A recent Joint Monitoring Programme (JMP) for Water Supply, Sanitation, and Hygiene (WASH) report by the World Health Organization (WHO) and the United Nations Children’s Fund (UNICEF) has revealed that slightly more than half of the world’s health care facilities lack extremely basic hygiene services—specifically soap and water or alcohol-based hand sanitizer.
About 3.85 billion people use these facilities, including 688 million people who receive care at facilities with no hygiene services at all.
Safety Compromised by Lack of Basics

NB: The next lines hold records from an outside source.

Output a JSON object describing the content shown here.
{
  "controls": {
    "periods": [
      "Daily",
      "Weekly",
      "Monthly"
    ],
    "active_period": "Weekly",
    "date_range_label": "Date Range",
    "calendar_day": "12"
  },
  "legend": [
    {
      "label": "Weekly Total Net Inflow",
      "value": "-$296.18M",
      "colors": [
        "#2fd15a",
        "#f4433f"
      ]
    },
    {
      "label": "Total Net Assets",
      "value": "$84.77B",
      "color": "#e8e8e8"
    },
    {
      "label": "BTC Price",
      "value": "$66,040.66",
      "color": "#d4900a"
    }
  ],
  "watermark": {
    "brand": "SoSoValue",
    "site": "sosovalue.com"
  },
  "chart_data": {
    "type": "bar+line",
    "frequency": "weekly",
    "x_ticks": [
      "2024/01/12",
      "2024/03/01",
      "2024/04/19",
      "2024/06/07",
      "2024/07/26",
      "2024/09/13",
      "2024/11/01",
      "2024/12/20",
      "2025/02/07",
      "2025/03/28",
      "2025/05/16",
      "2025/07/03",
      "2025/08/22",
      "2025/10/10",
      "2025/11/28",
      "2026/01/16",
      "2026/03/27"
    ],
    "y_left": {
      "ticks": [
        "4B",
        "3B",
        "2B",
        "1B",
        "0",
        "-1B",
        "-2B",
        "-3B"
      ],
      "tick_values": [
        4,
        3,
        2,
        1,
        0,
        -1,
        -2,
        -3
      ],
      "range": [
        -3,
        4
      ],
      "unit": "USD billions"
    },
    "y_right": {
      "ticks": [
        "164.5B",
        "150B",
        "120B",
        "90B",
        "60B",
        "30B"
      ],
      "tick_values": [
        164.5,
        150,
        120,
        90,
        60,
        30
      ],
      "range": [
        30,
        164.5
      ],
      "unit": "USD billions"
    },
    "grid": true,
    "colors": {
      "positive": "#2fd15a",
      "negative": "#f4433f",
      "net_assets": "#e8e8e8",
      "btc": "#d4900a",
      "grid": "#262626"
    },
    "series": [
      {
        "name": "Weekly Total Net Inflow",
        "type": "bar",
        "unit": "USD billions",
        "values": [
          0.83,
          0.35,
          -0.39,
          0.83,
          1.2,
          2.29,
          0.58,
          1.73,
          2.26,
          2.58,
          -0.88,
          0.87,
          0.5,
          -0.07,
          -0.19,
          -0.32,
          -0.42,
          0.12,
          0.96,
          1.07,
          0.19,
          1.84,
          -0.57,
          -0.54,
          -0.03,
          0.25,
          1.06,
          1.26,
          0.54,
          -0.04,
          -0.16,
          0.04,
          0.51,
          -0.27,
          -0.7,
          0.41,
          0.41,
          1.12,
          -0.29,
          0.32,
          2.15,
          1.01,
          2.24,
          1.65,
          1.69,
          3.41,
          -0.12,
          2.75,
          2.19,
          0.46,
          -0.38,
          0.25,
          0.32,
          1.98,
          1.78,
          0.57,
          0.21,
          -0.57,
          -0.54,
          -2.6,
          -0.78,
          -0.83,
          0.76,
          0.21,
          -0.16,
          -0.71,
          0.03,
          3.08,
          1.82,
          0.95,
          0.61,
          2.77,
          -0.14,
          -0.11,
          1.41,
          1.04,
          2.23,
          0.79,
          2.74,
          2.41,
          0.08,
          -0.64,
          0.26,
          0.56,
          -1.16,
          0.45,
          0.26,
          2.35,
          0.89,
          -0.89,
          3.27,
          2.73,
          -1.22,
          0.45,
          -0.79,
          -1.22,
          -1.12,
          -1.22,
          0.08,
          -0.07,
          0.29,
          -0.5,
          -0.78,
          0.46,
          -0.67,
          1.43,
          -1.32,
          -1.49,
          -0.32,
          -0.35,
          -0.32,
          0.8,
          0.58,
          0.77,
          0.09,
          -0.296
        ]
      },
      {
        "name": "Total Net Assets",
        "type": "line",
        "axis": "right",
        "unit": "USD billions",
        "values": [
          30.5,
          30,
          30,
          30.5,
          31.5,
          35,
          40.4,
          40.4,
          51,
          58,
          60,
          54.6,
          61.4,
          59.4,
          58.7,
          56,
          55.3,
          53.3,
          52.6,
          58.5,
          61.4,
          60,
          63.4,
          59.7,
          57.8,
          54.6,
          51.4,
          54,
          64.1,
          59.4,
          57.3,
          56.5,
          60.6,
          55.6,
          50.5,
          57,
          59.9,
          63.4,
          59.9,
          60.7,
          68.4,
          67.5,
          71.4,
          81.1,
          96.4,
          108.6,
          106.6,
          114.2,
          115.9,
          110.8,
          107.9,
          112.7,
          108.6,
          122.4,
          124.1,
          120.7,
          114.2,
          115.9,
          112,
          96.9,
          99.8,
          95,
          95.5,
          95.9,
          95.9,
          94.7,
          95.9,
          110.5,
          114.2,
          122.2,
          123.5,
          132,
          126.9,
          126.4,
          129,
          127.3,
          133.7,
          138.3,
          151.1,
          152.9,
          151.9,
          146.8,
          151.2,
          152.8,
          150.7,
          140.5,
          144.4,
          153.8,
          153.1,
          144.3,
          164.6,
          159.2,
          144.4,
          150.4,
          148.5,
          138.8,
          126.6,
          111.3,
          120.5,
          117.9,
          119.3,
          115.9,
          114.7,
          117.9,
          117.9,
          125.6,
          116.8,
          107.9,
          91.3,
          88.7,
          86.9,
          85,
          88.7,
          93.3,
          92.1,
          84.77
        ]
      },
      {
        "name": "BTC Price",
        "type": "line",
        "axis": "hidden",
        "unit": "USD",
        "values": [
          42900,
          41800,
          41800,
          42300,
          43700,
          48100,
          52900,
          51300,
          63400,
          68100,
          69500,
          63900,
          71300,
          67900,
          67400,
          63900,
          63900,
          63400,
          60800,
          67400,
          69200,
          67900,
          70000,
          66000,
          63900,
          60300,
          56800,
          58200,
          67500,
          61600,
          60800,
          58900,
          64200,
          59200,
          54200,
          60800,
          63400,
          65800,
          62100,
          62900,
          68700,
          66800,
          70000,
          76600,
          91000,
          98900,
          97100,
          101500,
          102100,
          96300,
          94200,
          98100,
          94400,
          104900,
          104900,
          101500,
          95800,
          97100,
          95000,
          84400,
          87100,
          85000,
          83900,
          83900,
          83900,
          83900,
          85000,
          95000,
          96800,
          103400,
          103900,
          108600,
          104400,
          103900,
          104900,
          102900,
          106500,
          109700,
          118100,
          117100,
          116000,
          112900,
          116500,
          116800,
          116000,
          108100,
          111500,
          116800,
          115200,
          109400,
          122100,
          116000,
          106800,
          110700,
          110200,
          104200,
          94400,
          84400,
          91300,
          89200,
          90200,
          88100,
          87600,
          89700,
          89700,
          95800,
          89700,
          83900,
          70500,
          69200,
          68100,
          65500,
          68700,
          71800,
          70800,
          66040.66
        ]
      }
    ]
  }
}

Updated every two years, the current report established, for the first time, a global baseline for WASH services, as more countries than ever reported on the WASH conditions of their hospitals and other health care centers. Hygiene data is now available for 40 countries, up from 21 countries in 2020, which represents 35% of the world’s population.
The analysis found that 68% of health care facilities had hygiene facilities at points of care, and 65% had handwashing facilities with water and soap at toilets, but only 51% had both, which was necessary to meet the report’s criteria for basic hygiene services. Furthermore, 1 in 11 health care facilities (9%) had neither.

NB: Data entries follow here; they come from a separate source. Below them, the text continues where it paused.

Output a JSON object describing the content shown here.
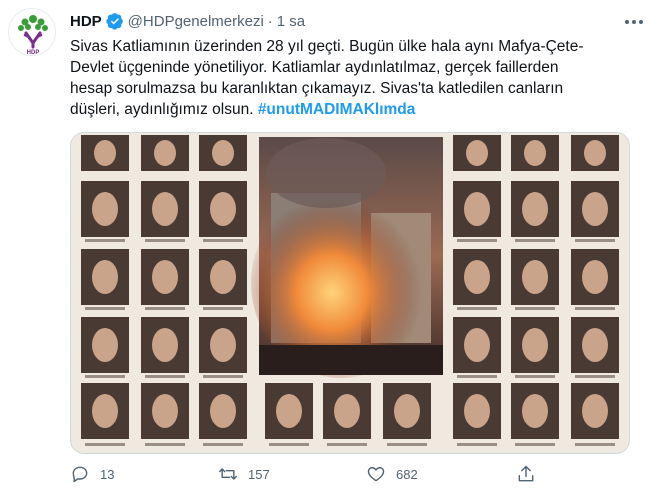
{
  "tweet": {
    "display_name": "HDP",
    "handle": "@HDPgenelmerkezi",
    "separator": "·",
    "time": "1 sa",
    "avatar_logo_text": "HDP",
    "text_line1": "Sivas Katliamının üzerinden 28 yıl geçti. Bugün ülke hala aynı Mafya-Çete-",
    "text_line2": "Devlet üçgeninde yönetiliyor. Katliamlar aydınlatılmaz, gerçek faillerden",
    "text_line3": "hesap sorulmazsa bu karanlıktan çıkamayız. Sivas'ta katledilen canların",
    "text_line4_prefix": "düşleri, aydınlığımız olsun. ",
    "hashtag": "#unutMADIMAKlımda",
    "replies": "13",
    "retweets": "157",
    "likes": "682"
  },
  "colors": {
    "accent": "#1d9bf0",
    "muted": "#536471",
    "hdp_purple": "#7b2d8e",
    "hdp_green": "#3a9c3a",
    "fire": "#e0622a"
  },
  "icons": {
    "verified": "verified-badge-icon",
    "more": "more-options-icon",
    "reply": "reply-icon",
    "retweet": "retweet-icon",
    "like": "heart-icon",
    "share": "share-icon"
  },
  "image": {
    "description_visible": "memorial collage of victim portraits around a burning building photo"
  }
}
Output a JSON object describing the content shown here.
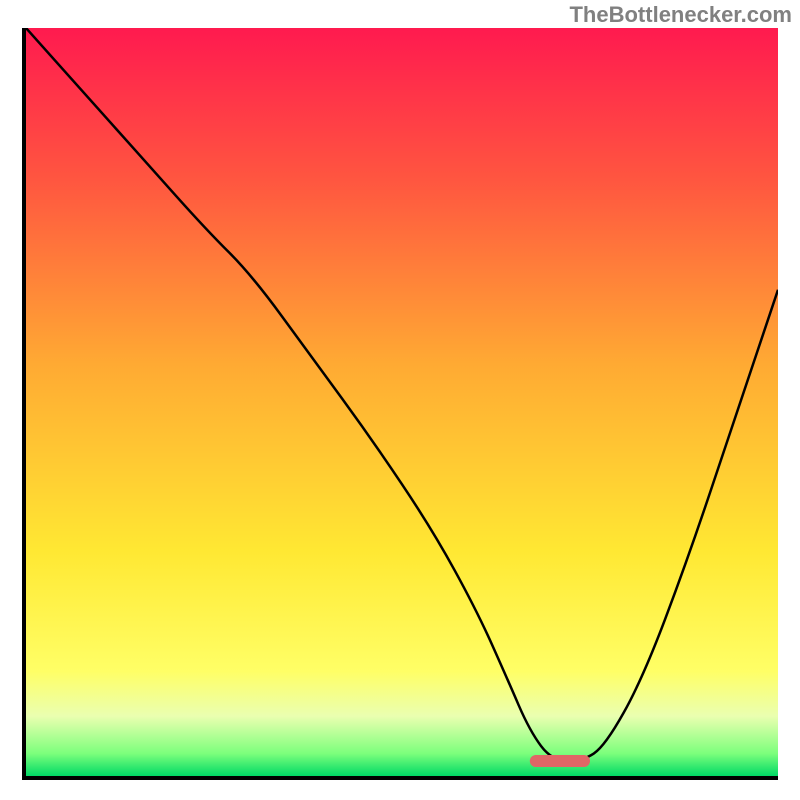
{
  "watermark": "TheBottlenecker.com",
  "chart_data": {
    "type": "line",
    "title": "",
    "xlabel": "",
    "ylabel": "",
    "xlim": [
      0,
      100
    ],
    "ylim": [
      0,
      100
    ],
    "grid": false,
    "background": {
      "type": "vertical-gradient",
      "stops": [
        {
          "pos": 0.0,
          "color": "#ff1a4f"
        },
        {
          "pos": 0.2,
          "color": "#ff5540"
        },
        {
          "pos": 0.45,
          "color": "#ffaa33"
        },
        {
          "pos": 0.7,
          "color": "#ffe833"
        },
        {
          "pos": 0.86,
          "color": "#ffff66"
        },
        {
          "pos": 0.92,
          "color": "#eaffb0"
        },
        {
          "pos": 0.97,
          "color": "#7cff7c"
        },
        {
          "pos": 1.0,
          "color": "#00d966"
        }
      ]
    },
    "series": [
      {
        "name": "curve",
        "x": [
          0,
          8,
          16,
          24,
          30,
          38,
          46,
          54,
          60,
          64,
          67,
          70,
          74,
          77,
          82,
          88,
          94,
          100
        ],
        "y": [
          100,
          91,
          82,
          73,
          67,
          56,
          45,
          33,
          22,
          13,
          6,
          2,
          2,
          4,
          13,
          29,
          47,
          65
        ]
      }
    ],
    "marker": {
      "name": "highlight-pill",
      "x_center": 71,
      "y": 2,
      "width": 8,
      "color": "#e06666"
    }
  }
}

“Hygiene facilities and practices in health care settings are non-negotiable,” said Dr. Maria Neira, WHO director of the Department of Environment, Climate Change, and Health. “Their improvement is essential to pandemic recovery, prevention, and preparedness. Hygiene in health care facilities cannot be secured without increasing investments in basic measures, which include safe water, clean toilets, and safely managed health care waste.”
Childbirth Particularly Unsafe
As the report notes, contaminated hands and environments play a significant role in pathogen transmission in health care facilities. Interventions to increase access to handwashing with water and soap and environmental cleaning are crucial to providing quality care, particularly for safe childbirth.
“Hospitals and clinics without safe water and basic hygiene and sanitation services are a potential death trap for pregnant mothers, newborns, and children,” said Kelly Ann Naylor, UNICEF director of WASH and Climate, Environment, Energy, and Disaster Risk Reduction (CEED). “Every year, around 670,000 newborns lose their lives to sepsis. This is a travesty—even more so as their deaths are preventable.”
The report further estimated that universal basic WASH services in health care facilities could be achieved in 46 least-developed countries by 2030 for less than US$10 billion, which represents additional expenditures of less than $1 per person per year.